Even more paperwork
Arguably the most important part of any industrial endeavor is having your books in order. Corporate taxes are nothing to overlook, so it’s best to enlist a professional that knows what they’re doing and how to get the most bang for your buck. You have to take into consideration the initial capital you and your investors will be putting up as well as whatever equipment you’ll need. Some equipment is considered tax deductible (depending on your industry), and every state has tax incentives for certain businesses, making it easier and more profitable to operate there. A local CPA will know how to best help you and can give you peace of mind. They, like you, are a trained professional in their field, so why not let them take care of your money while you focus on your passion?

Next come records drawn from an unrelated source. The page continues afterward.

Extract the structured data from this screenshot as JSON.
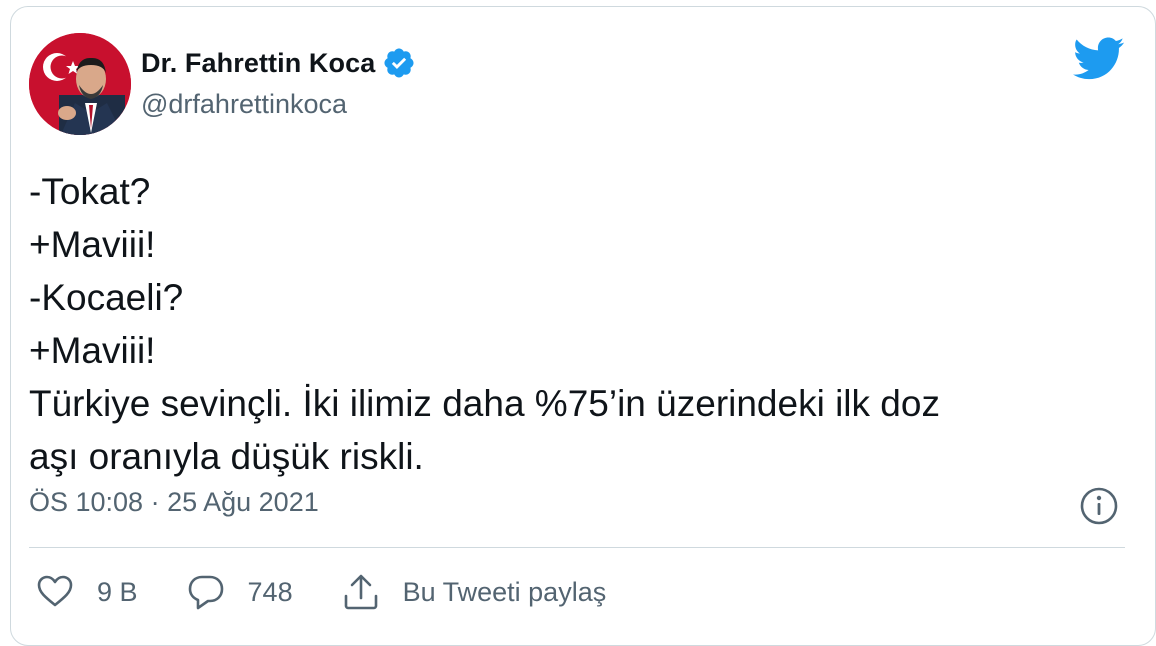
{
  "author": {
    "display_name": "Dr. Fahrettin Koca",
    "handle": "@drfahrettinkoca",
    "verified": true
  },
  "tweet": {
    "lines": [
      "-Tokat?",
      "+Maviii!",
      "-Kocaeli?",
      "+Maviii!",
      "Türkiye sevinçli. İki ilimiz daha %75’in üzerindeki ilk doz",
      "aşı oranıyla düşük riskli."
    ],
    "timestamp": "ÖS 10:08 · 25 Ağu 2021"
  },
  "actions": {
    "likes": "9 B",
    "replies": "748",
    "share_label": "Bu Tweeti paylaş"
  },
  "colors": {
    "text": "#0f1419",
    "secondary": "#536471",
    "twitter_blue": "#1d9bf0",
    "border": "#cfd9de"
  },
  "icons": {
    "brand": "twitter-bird-icon",
    "verified": "verified-badge-icon",
    "info": "info-icon",
    "like": "heart-icon",
    "reply": "reply-bubble-icon",
    "share": "share-icon"
  }
}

It can be easy to get overwhelmed when looking at the mere volume of things to do before getting a new corporation or franchise off the ground. And while there are popular statistics cited by naysayers as reasons not to follow your dream, there are countless reasons to do it and even more ways to avoid failure. You can create something that won’t only support your family, but will help them to achieve their dreams, as well. And if in the pursuit of your goals you can provide a necessary service for the community at large, all the research, paperwork, and headaches are worth it.